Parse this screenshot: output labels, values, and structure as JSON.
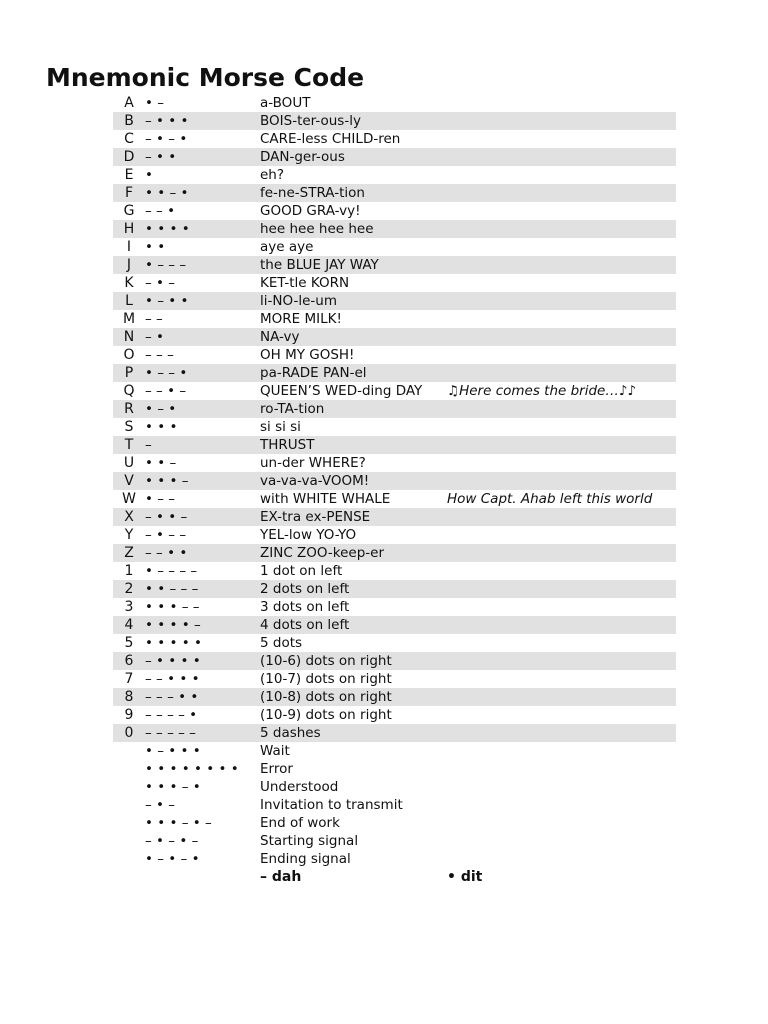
{
  "title": "Mnemonic Morse Code",
  "rows": [
    {
      "letter": "A",
      "code": "• –",
      "mnemonic": "a-BOUT",
      "note": ""
    },
    {
      "letter": "B",
      "code": "– • • •",
      "mnemonic": "BOIS-ter-ous-ly",
      "note": ""
    },
    {
      "letter": "C",
      "code": "– • – •",
      "mnemonic": "CARE-less CHILD-ren",
      "note": ""
    },
    {
      "letter": "D",
      "code": "– • •",
      "mnemonic": "DAN-ger-ous",
      "note": ""
    },
    {
      "letter": "E",
      "code": "•",
      "mnemonic": "eh?",
      "note": ""
    },
    {
      "letter": "F",
      "code": "• • – •",
      "mnemonic": "fe-ne-STRA-tion",
      "note": ""
    },
    {
      "letter": "G",
      "code": "– – •",
      "mnemonic": "GOOD GRA-vy!",
      "note": ""
    },
    {
      "letter": "H",
      "code": "• • • •",
      "mnemonic": "hee hee hee hee",
      "note": ""
    },
    {
      "letter": "I",
      "code": "• •",
      "mnemonic": "aye aye",
      "note": ""
    },
    {
      "letter": "J",
      "code": "• – – –",
      "mnemonic": "the BLUE JAY WAY",
      "note": ""
    },
    {
      "letter": "K",
      "code": "– • –",
      "mnemonic": "KET-tle KORN",
      "note": ""
    },
    {
      "letter": "L",
      "code": "• – • •",
      "mnemonic": "li-NO-le-um",
      "note": ""
    },
    {
      "letter": "M",
      "code": "– –",
      "mnemonic": "MORE MILK!",
      "note": ""
    },
    {
      "letter": "N",
      "code": "– •",
      "mnemonic": "NA-vy",
      "note": ""
    },
    {
      "letter": "O",
      "code": "– – –",
      "mnemonic": "OH MY GOSH!",
      "note": ""
    },
    {
      "letter": "P",
      "code": "• – – •",
      "mnemonic": "pa-RADE PAN-el",
      "note": ""
    },
    {
      "letter": "Q",
      "code": "– – • –",
      "mnemonic": "QUEEN’S WED-ding DAY",
      "note": "♫Here comes the bride…♪♪"
    },
    {
      "letter": "R",
      "code": "• – •",
      "mnemonic": "ro-TA-tion",
      "note": ""
    },
    {
      "letter": "S",
      "code": "• • •",
      "mnemonic": "si si si",
      "note": ""
    },
    {
      "letter": "T",
      "code": "–",
      "mnemonic": "THRUST",
      "note": ""
    },
    {
      "letter": "U",
      "code": "• • –",
      "mnemonic": "un-der WHERE?",
      "note": ""
    },
    {
      "letter": "V",
      "code": "• • • –",
      "mnemonic": "va-va-va-VOOM!",
      "note": ""
    },
    {
      "letter": "W",
      "code": "• – –",
      "mnemonic": "with WHITE WHALE",
      "note": "How Capt. Ahab left this world"
    },
    {
      "letter": "X",
      "code": "– • • –",
      "mnemonic": "EX-tra ex-PENSE",
      "note": ""
    },
    {
      "letter": "Y",
      "code": "– • – –",
      "mnemonic": "YEL-low YO-YO",
      "note": ""
    },
    {
      "letter": "Z",
      "code": "– – • •",
      "mnemonic": "ZINC ZOO-keep-er",
      "note": ""
    },
    {
      "letter": "1",
      "code": "• – – – –",
      "mnemonic": "1 dot on left",
      "note": ""
    },
    {
      "letter": "2",
      "code": "• • – – –",
      "mnemonic": "2 dots on left",
      "note": ""
    },
    {
      "letter": "3",
      "code": "• • • – –",
      "mnemonic": "3 dots on left",
      "note": ""
    },
    {
      "letter": "4",
      "code": "• • • • –",
      "mnemonic": "4 dots on left",
      "note": ""
    },
    {
      "letter": "5",
      "code": "• • • • •",
      "mnemonic": "5 dots",
      "note": ""
    },
    {
      "letter": "6",
      "code": "– • • • •",
      "mnemonic": "(10-6) dots on right",
      "note": ""
    },
    {
      "letter": "7",
      "code": "– – • • •",
      "mnemonic": "(10-7) dots on right",
      "note": ""
    },
    {
      "letter": "8",
      "code": "– – – • •",
      "mnemonic": "(10-8) dots on right",
      "note": ""
    },
    {
      "letter": "9",
      "code": "– – – – •",
      "mnemonic": "(10-9) dots on right",
      "note": ""
    },
    {
      "letter": "0",
      "code": "– – – – –",
      "mnemonic": "5 dashes",
      "note": ""
    },
    {
      "letter": "",
      "code": "• – • • •",
      "mnemonic": "Wait",
      "note": ""
    },
    {
      "letter": "",
      "code": "• • • • • • • •",
      "mnemonic": "Error",
      "note": ""
    },
    {
      "letter": "",
      "code": "• • • – •",
      "mnemonic": "Understood",
      "note": ""
    },
    {
      "letter": "",
      "code": "– • –",
      "mnemonic": "Invitation to transmit",
      "note": ""
    },
    {
      "letter": "",
      "code": "• • • – • –",
      "mnemonic": "End of work",
      "note": ""
    },
    {
      "letter": "",
      "code": "– • – • –",
      "mnemonic": "Starting signal",
      "note": ""
    },
    {
      "letter": "",
      "code": "• – • – •",
      "mnemonic": "Ending signal",
      "note": ""
    }
  ],
  "legend": {
    "dah": "– dah",
    "dit": "• dit"
  }
}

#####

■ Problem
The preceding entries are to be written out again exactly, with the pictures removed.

■ Solution to the problem
Parse this screenshot: output labels, values, and structure as JSON.
{
  "title": "Mnemonic Morse Code",
  "rows": [
    {
      "letter": "A",
      "code": "• –",
      "mnemonic": "a-BOUT",
      "note": ""
    },
    {
      "letter": "B",
      "code": "– • • •",
      "mnemonic": "BOIS-ter-ous-ly",
      "note": ""
    },
    {
      "letter": "C",
      "code": "– • – •",
      "mnemonic": "CARE-less CHILD-ren",
      "note": ""
    },
    {
      "letter": "D",
      "code": "– • •",
      "mnemonic": "DAN-ger-ous",
      "note": ""
    },
    {
      "letter": "E",
      "code": "•",
      "mnemonic": "eh?",
      "note": ""
    },
    {
      "letter": "F",
      "code": "• • – •",
      "mnemonic": "fe-ne-STRA-tion",
      "note": ""
    },
    {
      "letter": "G",
      "code": "– – •",
      "mnemonic": "GOOD GRA-vy!",
      "note": ""
    },
    {
      "letter": "H",
      "code": "• • • •",
      "mnemonic": "hee hee hee hee",
      "note": ""
    },
    {
      "letter": "I",
      "code": "• •",
      "mnemonic": "aye aye",
      "note": ""
    },
    {
      "letter": "J",
      "code": "• – – –",
      "mnemonic": "the BLUE JAY WAY",
      "note": ""
    },
    {
      "letter": "K",
      "code": "– • –",
      "mnemonic": "KET-tle KORN",
      "note": ""
    },
    {
      "letter": "L",
      "code": "• – • •",
      "mnemonic": "li-NO-le-um",
      "note": ""
    },
    {
      "letter": "M",
      "code": "– –",
      "mnemonic": "MORE MILK!",
      "note": ""
    },
    {
      "letter": "N",
      "code": "– •",
      "mnemonic": "NA-vy",
      "note": ""
    },
    {
      "letter": "O",
      "code": "– – –",
      "mnemonic": "OH MY GOSH!",
      "note": ""
    },
    {
      "letter": "P",
      "code": "• – – •",
      "mnemonic": "pa-RADE PAN-el",
      "note": ""
    },
    {
      "letter": "Q",
      "code": "– – • –",
      "mnemonic": "QUEEN’S WED-ding DAY",
      "note": "♫Here comes the bride…♪♪"
    },
    {
      "letter": "R",
      "code": "• – •",
      "mnemonic": "ro-TA-tion",
      "note": ""
    },
    {
      "letter": "S",
      "code": "• • •",
      "mnemonic": "si si si",
      "note": ""
    },
    {
      "letter": "T",
      "code": "–",
      "mnemonic": "THRUST",
      "note": ""
    },
    {
      "letter": "U",
      "code": "• • –",
      "mnemonic": "un-der WHERE?",
      "note": ""
    },
    {
      "letter": "V",
      "code": "• • • –",
      "mnemonic": "va-va-va-VOOM!",
      "note": ""
    },
    {
      "letter": "W",
      "code": "• – –",
      "mnemonic": "with WHITE WHALE",
      "note": "How Capt. Ahab left this world"
    },
    {
      "letter": "X",
      "code": "– • • –",
      "mnemonic": "EX-tra ex-PENSE",
      "note": ""
    },
    {
      "letter": "Y",
      "code": "– • – –",
      "mnemonic": "YEL-low YO-YO",
      "note": ""
    },
    {
      "letter": "Z",
      "code": "– – • •",
      "mnemonic": "ZINC ZOO-keep-er",
      "note": ""
    },
    {
      "letter": "1",
      "code": "• – – – –",
      "mnemonic": "1 dot on left",
      "note": ""
    },
    {
      "letter": "2",
      "code": "• • – – –",
      "mnemonic": "2 dots on left",
      "note": ""
    },
    {
      "letter": "3",
      "code": "• • • – –",
      "mnemonic": "3 dots on left",
      "note": ""
    },
    {
      "letter": "4",
      "code": "• • • • –",
      "mnemonic": "4 dots on left",
      "note": ""
    },
    {
      "letter": "5",
      "code": "• • • • •",
      "mnemonic": "5 dots",
      "note": ""
    },
    {
      "letter": "6",
      "code": "– • • • •",
      "mnemonic": "(10-6) dots on right",
      "note": ""
    },
    {
      "letter": "7",
      "code": "– – • • •",
      "mnemonic": "(10-7) dots on right",
      "note": ""
    },
    {
      "letter": "8",
      "code": "– – – • •",
      "mnemonic": "(10-8) dots on right",
      "note": ""
    },
    {
      "letter": "9",
      "code": "– – – – •",
      "mnemonic": "(10-9) dots on right",
      "note": ""
    },
    {
      "letter": "0",
      "code": "– – – – –",
      "mnemonic": "5 dashes",
      "note": ""
    },
    {
      "letter": "",
      "code": "• – • • •",
      "mnemonic": "Wait",
      "note": ""
    },
    {
      "letter": "",
      "code": "• • • • • • • •",
      "mnemonic": "Error",
      "note": ""
    },
    {
      "letter": "",
      "code": "• • • – •",
      "mnemonic": "Understood",
      "note": ""
    },
    {
      "letter": "",
      "code": "– • –",
      "mnemonic": "Invitation to transmit",
      "note": ""
    },
    {
      "letter": "",
      "code": "• • • – • –",
      "mnemonic": "End of work",
      "note": ""
    },
    {
      "letter": "",
      "code": "– • – • –",
      "mnemonic": "Starting signal",
      "note": ""
    },
    {
      "letter": "",
      "code": "• – • – •",
      "mnemonic": "Ending signal",
      "note": ""
    }
  ],
  "legend": {
    "dah": "– dah",
    "dit": "• dit"
  }
}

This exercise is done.